This got us thinking. What a rare opportunity to share with some students, likely unfamiliar with where their food comes from, about agriculture! What if we could send them more than just some coordinates of where we found the note? What if we could explain who we are, and what we do in Brown County, KS? So we decided to try. I put together a little book explaining who we are as a company, how we started, what we do, and how that relates to their class, physical science. But then I also spent time discussing what it is that YOU all do as farmers. What the different parts of the growing season look like, and how we use the crops we raise. I included description and photos and videos to help explain to them what you do.
We all hear and read the misleading articles and videos about agriculture. And we are all aware about the need to better explain to folks removed from the farm what we do, why we do it, and how we choose safe, sustainable practices, no matter what misinformation is out there. I think all of us on some level want to be an advocate for agriculture. But sometimes we never get the chance.

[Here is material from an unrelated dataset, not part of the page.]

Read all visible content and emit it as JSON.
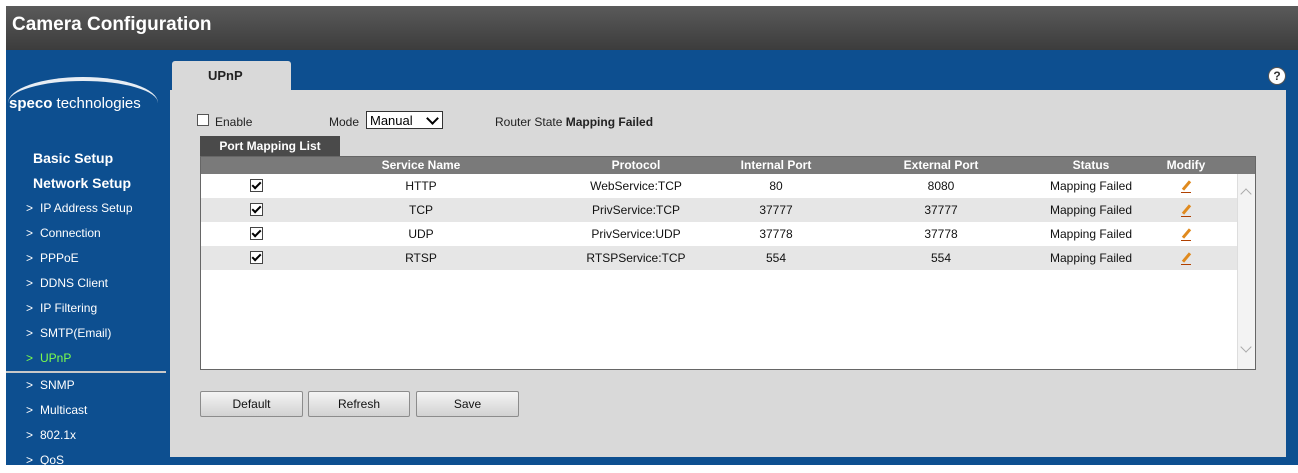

Well, we got our chance. We got the opportunity to educate the next generation about farmers, even if in some limited sense. That we aren’t the cartoon version of us that they may often see depicted. That we are scientists, and businessmen and women, that we are innovators and experimenters, and that we are community members and family members that are doing there very best to provide for our families and support our communities.
I think I often struggle between feeling downtrodden by the perception of agriculture and also my perception that as small row crop farmers we aren’t really making that much of a positive impact on the grand scale of things. But I think both of these are a dangerous space to operate from. Both cripple me, and stop me from taking action. As soon as I tell myself that my work doesn’t matter, I am buying into the falsehoods that we often hear about production agriculture from the outside. So here is a reminder to myself and to each of you. The work you do matters. The efforts you make to provide for your family, and to run a good business, and raise a better crop each year directly impact your community and state. We are proud of the efforts you make to choose science backed technologies and for going out of your way to be good stewards of your land. Your ability to operate as a successful farm business provides jobs, capital, and support for this community. We are proud to work with each of you every day.

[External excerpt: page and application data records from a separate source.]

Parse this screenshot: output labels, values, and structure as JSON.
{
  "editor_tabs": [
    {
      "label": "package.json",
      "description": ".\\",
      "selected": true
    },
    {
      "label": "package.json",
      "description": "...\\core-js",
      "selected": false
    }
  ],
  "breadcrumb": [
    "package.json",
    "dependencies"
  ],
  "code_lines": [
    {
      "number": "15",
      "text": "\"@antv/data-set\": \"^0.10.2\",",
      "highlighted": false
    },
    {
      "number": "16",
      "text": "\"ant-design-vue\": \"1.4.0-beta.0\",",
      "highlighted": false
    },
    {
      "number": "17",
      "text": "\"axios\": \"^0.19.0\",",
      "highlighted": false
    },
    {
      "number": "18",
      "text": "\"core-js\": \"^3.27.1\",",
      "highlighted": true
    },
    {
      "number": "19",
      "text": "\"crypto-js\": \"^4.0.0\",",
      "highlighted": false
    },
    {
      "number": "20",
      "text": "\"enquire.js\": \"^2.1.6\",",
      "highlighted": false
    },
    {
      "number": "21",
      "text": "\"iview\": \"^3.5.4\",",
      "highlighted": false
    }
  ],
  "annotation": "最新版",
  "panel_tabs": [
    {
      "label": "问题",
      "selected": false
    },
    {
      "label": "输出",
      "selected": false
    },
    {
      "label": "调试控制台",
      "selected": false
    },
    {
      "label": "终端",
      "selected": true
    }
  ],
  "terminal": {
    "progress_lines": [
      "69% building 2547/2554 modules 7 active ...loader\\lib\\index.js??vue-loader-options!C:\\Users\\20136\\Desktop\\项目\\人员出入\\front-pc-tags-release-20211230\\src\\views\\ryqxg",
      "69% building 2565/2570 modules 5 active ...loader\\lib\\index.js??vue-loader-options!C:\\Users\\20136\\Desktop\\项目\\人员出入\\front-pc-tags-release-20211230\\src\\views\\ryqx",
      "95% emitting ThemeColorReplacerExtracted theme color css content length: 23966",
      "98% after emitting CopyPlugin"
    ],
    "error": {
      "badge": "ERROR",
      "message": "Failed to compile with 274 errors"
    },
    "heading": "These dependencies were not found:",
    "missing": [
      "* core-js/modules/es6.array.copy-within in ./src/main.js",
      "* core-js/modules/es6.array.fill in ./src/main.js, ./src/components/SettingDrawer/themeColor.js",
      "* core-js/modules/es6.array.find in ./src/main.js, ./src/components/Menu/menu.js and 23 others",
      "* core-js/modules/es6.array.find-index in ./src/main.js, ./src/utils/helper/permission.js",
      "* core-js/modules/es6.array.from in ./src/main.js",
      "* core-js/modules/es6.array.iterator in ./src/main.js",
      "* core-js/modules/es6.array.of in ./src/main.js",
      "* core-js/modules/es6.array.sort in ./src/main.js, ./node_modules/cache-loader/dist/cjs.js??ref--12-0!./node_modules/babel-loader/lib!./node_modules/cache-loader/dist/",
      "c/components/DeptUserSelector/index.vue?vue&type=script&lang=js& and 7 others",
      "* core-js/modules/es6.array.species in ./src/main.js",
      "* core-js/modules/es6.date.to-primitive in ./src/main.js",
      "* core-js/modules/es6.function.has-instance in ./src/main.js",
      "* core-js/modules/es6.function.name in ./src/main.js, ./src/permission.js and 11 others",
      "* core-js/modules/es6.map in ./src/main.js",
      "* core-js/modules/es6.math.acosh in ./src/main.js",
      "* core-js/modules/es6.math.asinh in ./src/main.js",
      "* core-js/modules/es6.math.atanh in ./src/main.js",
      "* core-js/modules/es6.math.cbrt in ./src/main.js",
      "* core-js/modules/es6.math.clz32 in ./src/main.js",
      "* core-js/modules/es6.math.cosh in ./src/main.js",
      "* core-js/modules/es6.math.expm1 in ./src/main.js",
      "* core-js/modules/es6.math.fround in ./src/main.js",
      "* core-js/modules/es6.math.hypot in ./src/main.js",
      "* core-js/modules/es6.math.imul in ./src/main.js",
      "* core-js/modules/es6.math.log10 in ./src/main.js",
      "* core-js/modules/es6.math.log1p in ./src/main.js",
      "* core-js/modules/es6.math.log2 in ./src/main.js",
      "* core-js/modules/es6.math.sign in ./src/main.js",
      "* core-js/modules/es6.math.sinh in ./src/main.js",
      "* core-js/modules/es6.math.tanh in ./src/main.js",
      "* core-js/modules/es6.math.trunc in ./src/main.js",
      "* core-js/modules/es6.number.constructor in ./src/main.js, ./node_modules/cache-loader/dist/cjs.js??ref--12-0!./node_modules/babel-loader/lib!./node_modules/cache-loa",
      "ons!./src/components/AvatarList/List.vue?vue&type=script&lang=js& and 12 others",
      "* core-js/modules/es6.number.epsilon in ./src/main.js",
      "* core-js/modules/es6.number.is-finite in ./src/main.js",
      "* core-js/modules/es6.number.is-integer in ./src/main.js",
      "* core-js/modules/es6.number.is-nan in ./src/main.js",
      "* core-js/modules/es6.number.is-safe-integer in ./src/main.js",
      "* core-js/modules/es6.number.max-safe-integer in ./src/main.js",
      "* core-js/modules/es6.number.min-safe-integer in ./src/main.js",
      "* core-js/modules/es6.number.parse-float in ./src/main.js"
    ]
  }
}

I titled this article Part 1, because I am really hoping there is a Part 2 to share with you all. I left the opportunity for communication open with the teacher and classroom. I would love to hear from this class of 8th graders, and love to answer any questions they might have about agriculture. I really hope we hear from them again. But even if we don’t, I hope that our small contribution will help provide a positive framework for their view of agriculture—maybe this only translates to decisions at the grocery store, or perhaps as far as becoming an advocate for agriculture as well—but I hope it does have a positive impact.
So, if you had the opportunity to share about your farm and what you do with a class 1,491 miles away, what would you share? Comment below! Maybe we will get the chance to share it! What steps are you taking to advocate for ag right now?
Are you interested in seeing the booklet we supplied to them? Leave a comment below or message me!